I have never played a Final Fantasy. That’s right, I said it. I expect surprised expressions from hardcore gamers after saying this, but when someone from the coveted casual demographic appears shocked, there is something terribly, terribly wrong. I admit missing this series was largely due to my ignorance; I did not know what a RPG was back in my wee days, let alone have any interest in them. My Nintendo 64 consumed most of my gaming time while Final Fantasy 7 stormed the world. And I never picked up any subsequent installments. I never owned a Playstation 2, so there went all of the great RPGs that graced the system. So now, after many years of elusion (and thanks to a backwards compatible Playstation 3) I can finally play this series. But does it live up to the hype? Read on to find out my impressions of latest main installment in the series.
Note: The first stop on my journey is Final Fantasy 12. This game interested me the most, so I decided to start at the most recent game and work my way backwards. Plus, I wanted to try the Gambit System, which had some gamers in a tizzy.
The gaming community lauds Final Fantasy for being a cinematic and story-driven experience. Final Fantasy 12 is no exception. The cut scenes are some of the best I have seen ever. The detail of the environments during these moments plays a role, but most of the credit has to go to the characters themselves. The characters are detailed and lively; it really makes you wonder if this is even a PS2 effort, and not a current-generation one. An excellent example of this is in a scene between Lord Larsa and Penelo. As they speak, you feel the intensity of their emotions emanating from them. Ok, so they are not real people, and are not capable of authentic human emotions. But Square-Enix is getting close.
Another big slice of the game is the gambit system. What I found intriguing was how deep it is. Initially, I thought gambits were just a method for automatically attacking in a battle. Boy, was I wrong. There are gambits for nearly every action you can take. Gambits allow you to delegate what actions a character will do in battle. You can have one character use a potion on an ally whose hit points is less than 70%, attack an enemy, and use an item to attack a foe in any order you wish. Using gambits plays such an important role in Final

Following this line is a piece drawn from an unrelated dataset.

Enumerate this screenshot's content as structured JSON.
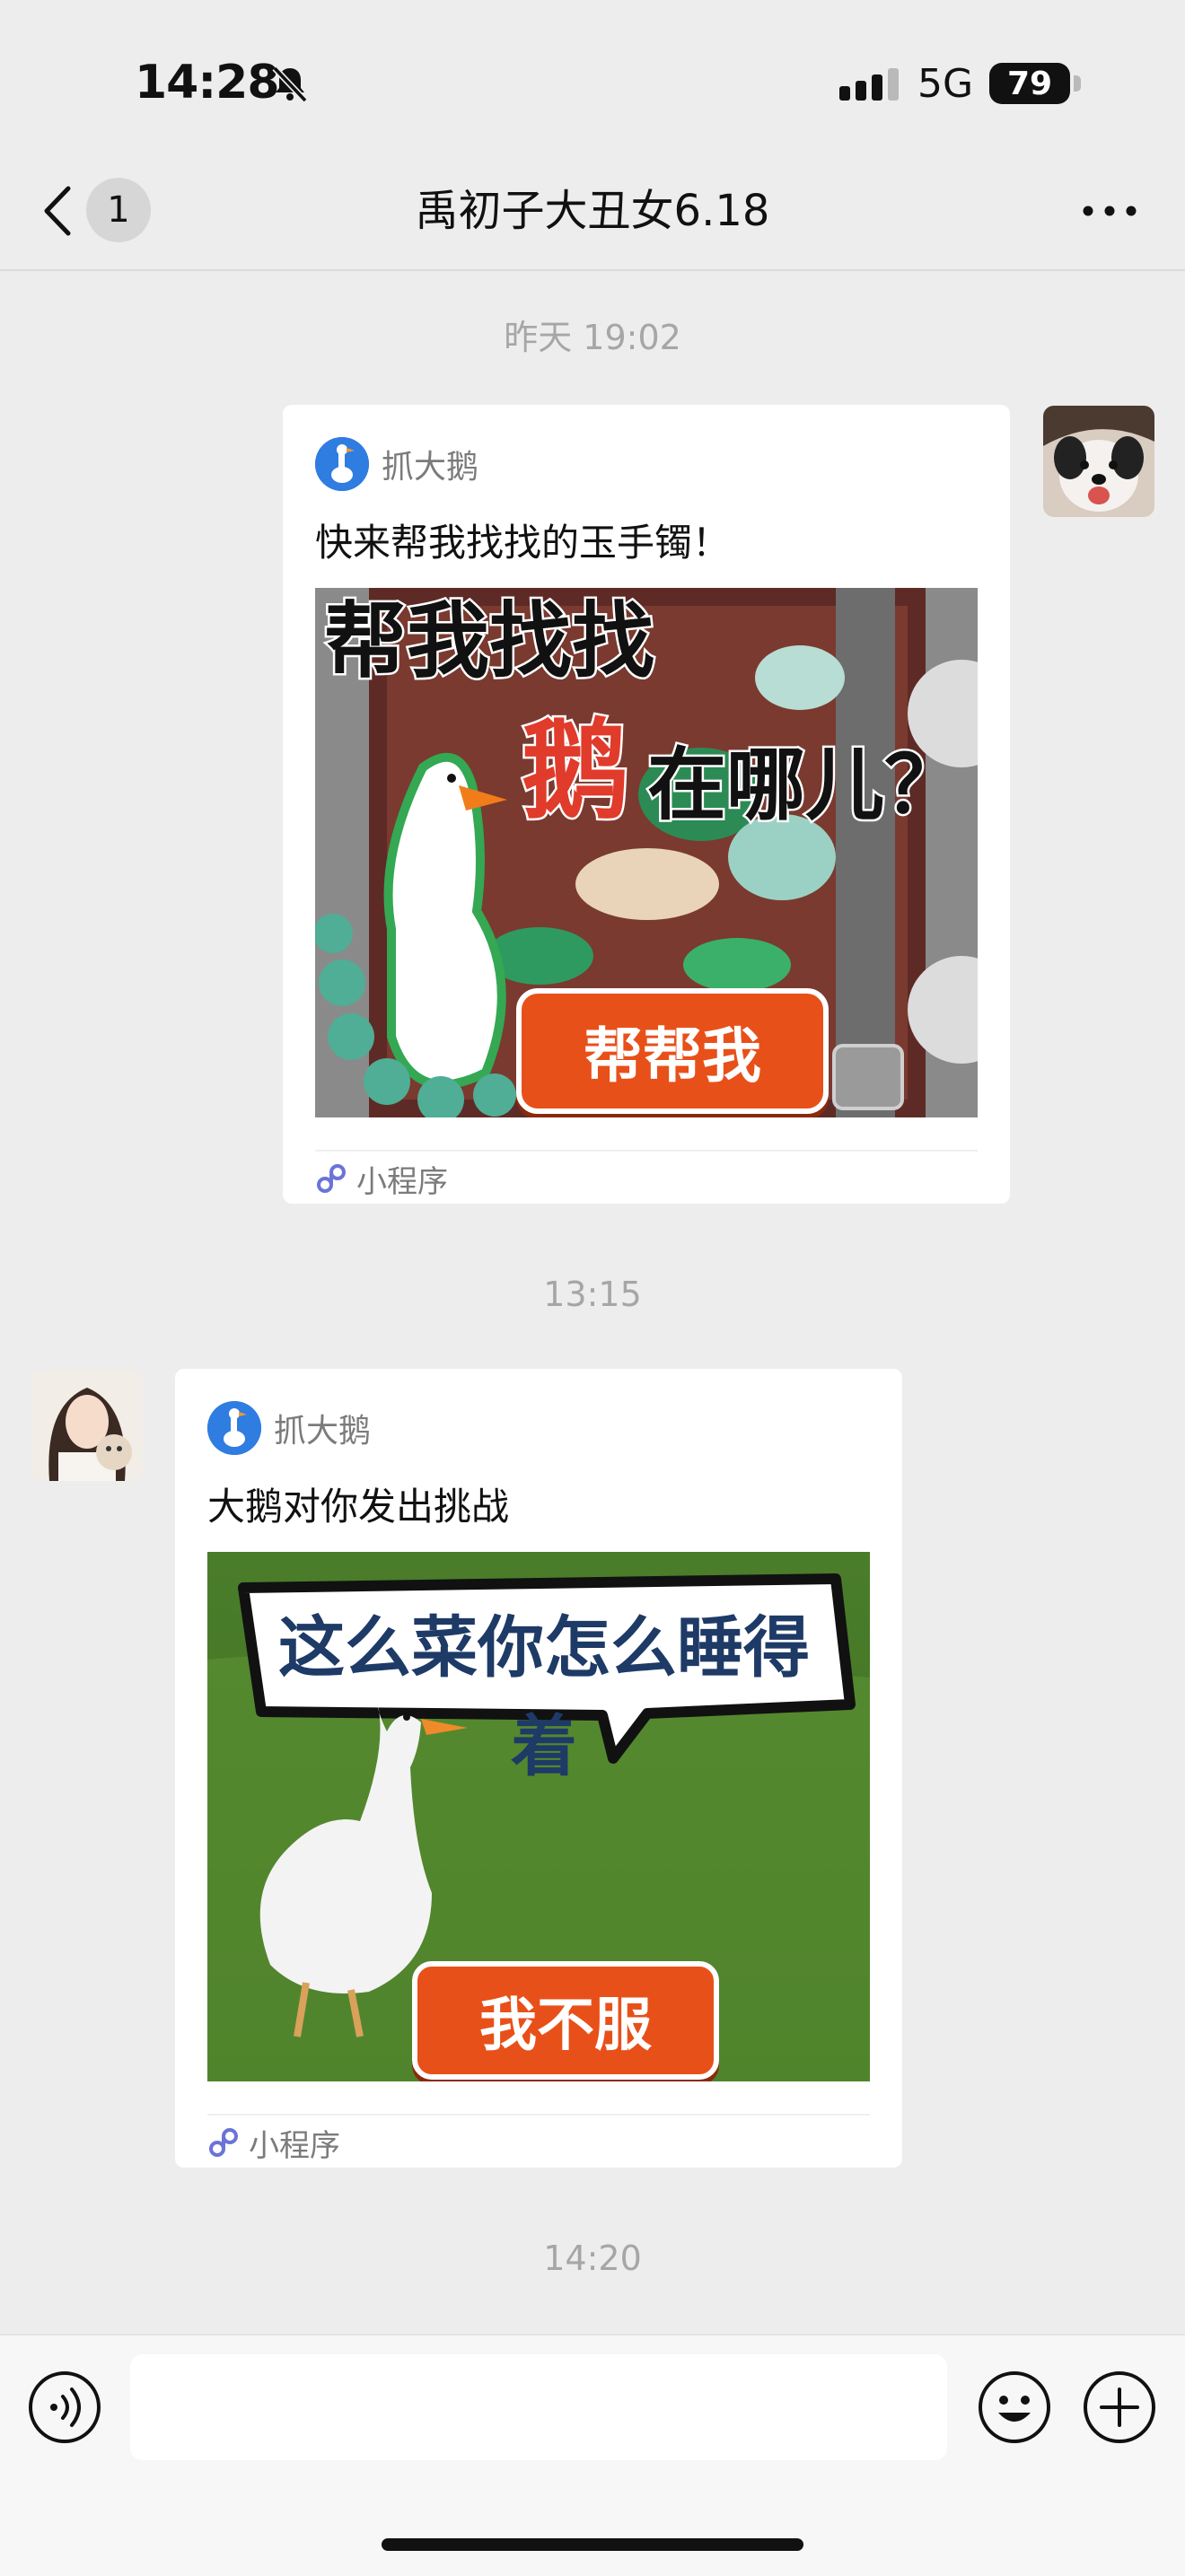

Fantasy 12 that the game encourages you to utilize them. And by encourage, I mean force. I managed to get to the second major boss, the Mimic Queen, without any significant alterations to my gambits. This battle changed that. I think after being soundly defeated three times is cause for a different battle strategy, am I right?

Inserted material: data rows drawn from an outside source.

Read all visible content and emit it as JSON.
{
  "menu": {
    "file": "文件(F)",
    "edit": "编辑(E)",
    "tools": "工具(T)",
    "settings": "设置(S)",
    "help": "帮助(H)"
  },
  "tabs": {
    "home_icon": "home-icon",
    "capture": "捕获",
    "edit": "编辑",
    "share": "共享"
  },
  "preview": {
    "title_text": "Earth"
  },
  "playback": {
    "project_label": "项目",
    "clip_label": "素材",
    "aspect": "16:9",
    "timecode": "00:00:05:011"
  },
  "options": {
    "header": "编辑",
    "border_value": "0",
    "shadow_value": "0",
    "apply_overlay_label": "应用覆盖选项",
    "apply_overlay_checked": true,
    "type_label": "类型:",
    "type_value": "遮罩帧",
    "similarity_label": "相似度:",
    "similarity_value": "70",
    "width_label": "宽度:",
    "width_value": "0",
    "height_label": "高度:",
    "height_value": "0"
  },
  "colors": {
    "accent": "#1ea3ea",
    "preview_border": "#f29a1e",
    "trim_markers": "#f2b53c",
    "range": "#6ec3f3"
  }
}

For all the good things I have to say about this game, there is one major personal issue I had with it. Final Fantasy 12 drained me mentally and physically. There is so much happening story-wise by the time I regain control of the characters again, my energy is wasted. I only played this game in short bursts, one hour session at a time before turning it off. There are few, if any games that sapped my strength like FF12 does. If a game did sap my strength, at the end of the day I felt a sense of accomplishment and satisfaction. I don’t experience that feeling with this game. There is only nap time afterwards, nothing more.

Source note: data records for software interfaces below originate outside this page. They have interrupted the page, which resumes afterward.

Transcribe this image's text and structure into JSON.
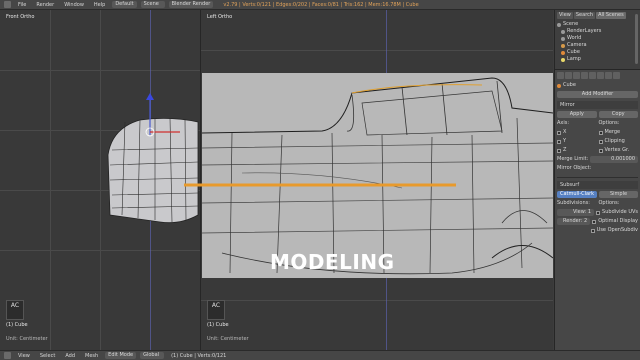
{
  "topbar": {
    "menus": [
      "File",
      "Render",
      "Window",
      "Help"
    ],
    "layout": "Default",
    "scene": "Scene",
    "engine": "Blender Render",
    "stats": "v2.79 | Verts:0/121 | Edges:0/202 | Faces:0/81 | Tris:162 | Mem:16.78M | Cube"
  },
  "viewports": {
    "left": {
      "label": "Front Ortho",
      "object": "(1) Cube",
      "units": "Unit: Centimeter"
    },
    "right": {
      "label": "Left Ortho",
      "object": "(1) Cube",
      "units": "Unit: Centimeter"
    }
  },
  "gizmo_text": "AC",
  "caption": "MODELING",
  "outliner": {
    "tabs": [
      "View",
      "Search",
      "All Scenes"
    ],
    "items": [
      {
        "label": "Scene",
        "type": "scene"
      },
      {
        "label": "RenderLayers",
        "type": "layer"
      },
      {
        "label": "World",
        "type": "world"
      },
      {
        "label": "Camera",
        "type": "cam"
      },
      {
        "label": "Cube",
        "type": "mesh"
      },
      {
        "label": "Lamp",
        "type": "lamp"
      }
    ]
  },
  "properties": {
    "object": "Cube",
    "modifier_add": "Add Modifier",
    "modifier_name": "Mirror",
    "apply": "Apply",
    "copy": "Copy",
    "axis_label": "Axis:",
    "options_label": "Options:",
    "axes": [
      "X",
      "Y",
      "Z"
    ],
    "options": [
      "Merge",
      "Clipping",
      "Vertex Gr."
    ],
    "merge_limit_label": "Merge Limit:",
    "merge_limit_value": "0.001000",
    "mirror_object_label": "Mirror Object:",
    "subsurf_name": "Subsurf",
    "catmull": "Catmull-Clark",
    "simple": "Simple",
    "subdivisions": "Subdivisions:",
    "view_label": "View:",
    "view_value": "1",
    "render_label": "Render:",
    "render_value": "2",
    "sub_options": "Options:",
    "subdivide_uvs": "Subdivide UVs",
    "optimal_display": "Optimal Display",
    "use_opensubdiv": "Use OpenSubdiv"
  },
  "bottombar": {
    "mode": "Edit Mode",
    "pivot": "Global",
    "menus": [
      "View",
      "Select",
      "Add",
      "Mesh"
    ],
    "info": "(1) Cube | Verts:0/121"
  }
}
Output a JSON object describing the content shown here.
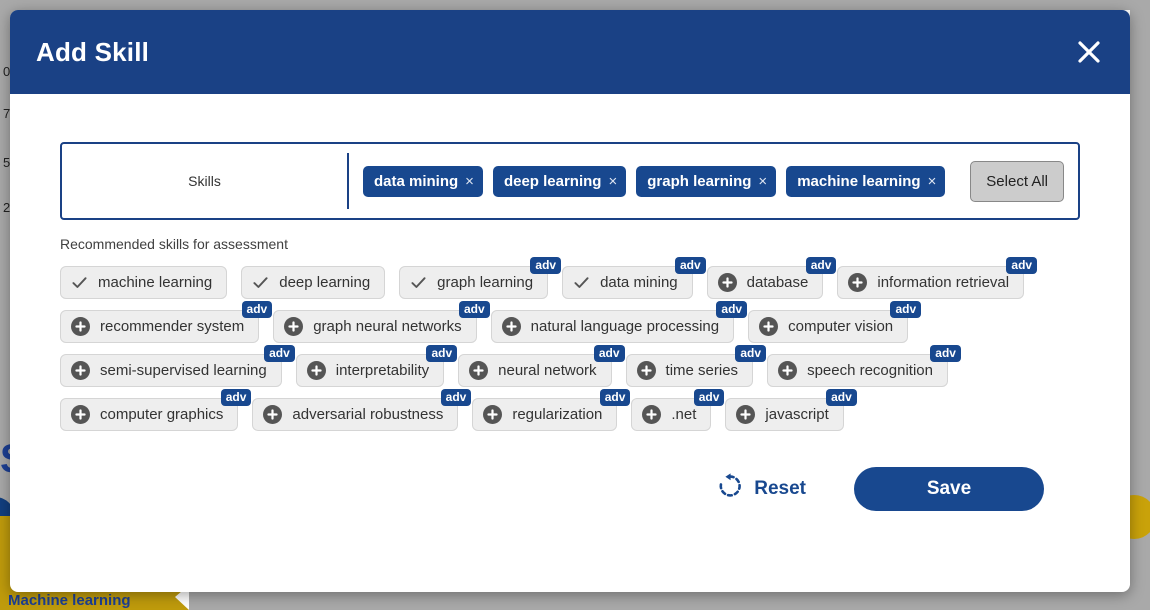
{
  "background": {
    "axis_labels": [
      "0",
      "7",
      "5",
      "2"
    ],
    "partial_heading": "S",
    "bottom_banner_label": "Machine learning"
  },
  "modal": {
    "title": "Add Skill",
    "close_icon": "close-icon",
    "skills_field": {
      "label": "Skills",
      "selected": [
        {
          "label": "data mining",
          "remove": "×"
        },
        {
          "label": "deep learning",
          "remove": "×"
        },
        {
          "label": "graph learning",
          "remove": "×"
        },
        {
          "label": "machine learning",
          "remove": "×"
        }
      ],
      "select_all_label": "Select All"
    },
    "recommended": {
      "caption": "Recommended skills for assessment",
      "badge_label": "adv",
      "items": [
        {
          "label": "machine learning",
          "state": "selected",
          "icon": "check-icon",
          "badge": false
        },
        {
          "label": "deep learning",
          "state": "selected",
          "icon": "check-icon",
          "badge": false
        },
        {
          "label": "graph learning",
          "state": "selected",
          "icon": "check-icon",
          "badge": true
        },
        {
          "label": "data mining",
          "state": "selected",
          "icon": "check-icon",
          "badge": true
        },
        {
          "label": "database",
          "state": "unselected",
          "icon": "plus-circle-icon",
          "badge": true
        },
        {
          "label": "information retrieval",
          "state": "unselected",
          "icon": "plus-circle-icon",
          "badge": true
        },
        {
          "label": "recommender system",
          "state": "unselected",
          "icon": "plus-circle-icon",
          "badge": true
        },
        {
          "label": "graph neural networks",
          "state": "unselected",
          "icon": "plus-circle-icon",
          "badge": true
        },
        {
          "label": "natural language processing",
          "state": "unselected",
          "icon": "plus-circle-icon",
          "badge": true
        },
        {
          "label": "computer vision",
          "state": "unselected",
          "icon": "plus-circle-icon",
          "badge": true
        },
        {
          "label": "semi-supervised learning",
          "state": "unselected",
          "icon": "plus-circle-icon",
          "badge": true
        },
        {
          "label": "interpretability",
          "state": "unselected",
          "icon": "plus-circle-icon",
          "badge": true
        },
        {
          "label": "neural network",
          "state": "unselected",
          "icon": "plus-circle-icon",
          "badge": true
        },
        {
          "label": "time series",
          "state": "unselected",
          "icon": "plus-circle-icon",
          "badge": true
        },
        {
          "label": "speech recognition",
          "state": "unselected",
          "icon": "plus-circle-icon",
          "badge": true
        },
        {
          "label": "computer graphics",
          "state": "unselected",
          "icon": "plus-circle-icon",
          "badge": true
        },
        {
          "label": "adversarial robustness",
          "state": "unselected",
          "icon": "plus-circle-icon",
          "badge": true
        },
        {
          "label": "regularization",
          "state": "unselected",
          "icon": "plus-circle-icon",
          "badge": true
        },
        {
          "label": ".net",
          "state": "unselected",
          "icon": "plus-circle-icon",
          "badge": true
        },
        {
          "label": "javascript",
          "state": "unselected",
          "icon": "plus-circle-icon",
          "badge": true
        }
      ]
    },
    "footer": {
      "reset_label": "Reset",
      "reset_icon": "rotate-ccw-icon",
      "save_label": "Save"
    }
  },
  "colors": {
    "brand_blue": "#18488f",
    "header_blue": "#1a4185",
    "chip_grey": "#eeeeee",
    "gold": "#bf9b0c",
    "backdrop_grey": "#a9a9a9"
  }
}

Final Fantasy 12 is a game you may love or hate for various reasons. Some hate it because of the gambit system; others despise Japanese role-playing games; I just don’t like the fact this game is an interactive leech. Games should not be energy sapping machines, but a form of recreation and enjoyment. For this reason, I did not enjoy my foray into the series. I only hope the next title I pick up keeps me wanting to play more, and not sleep instead. read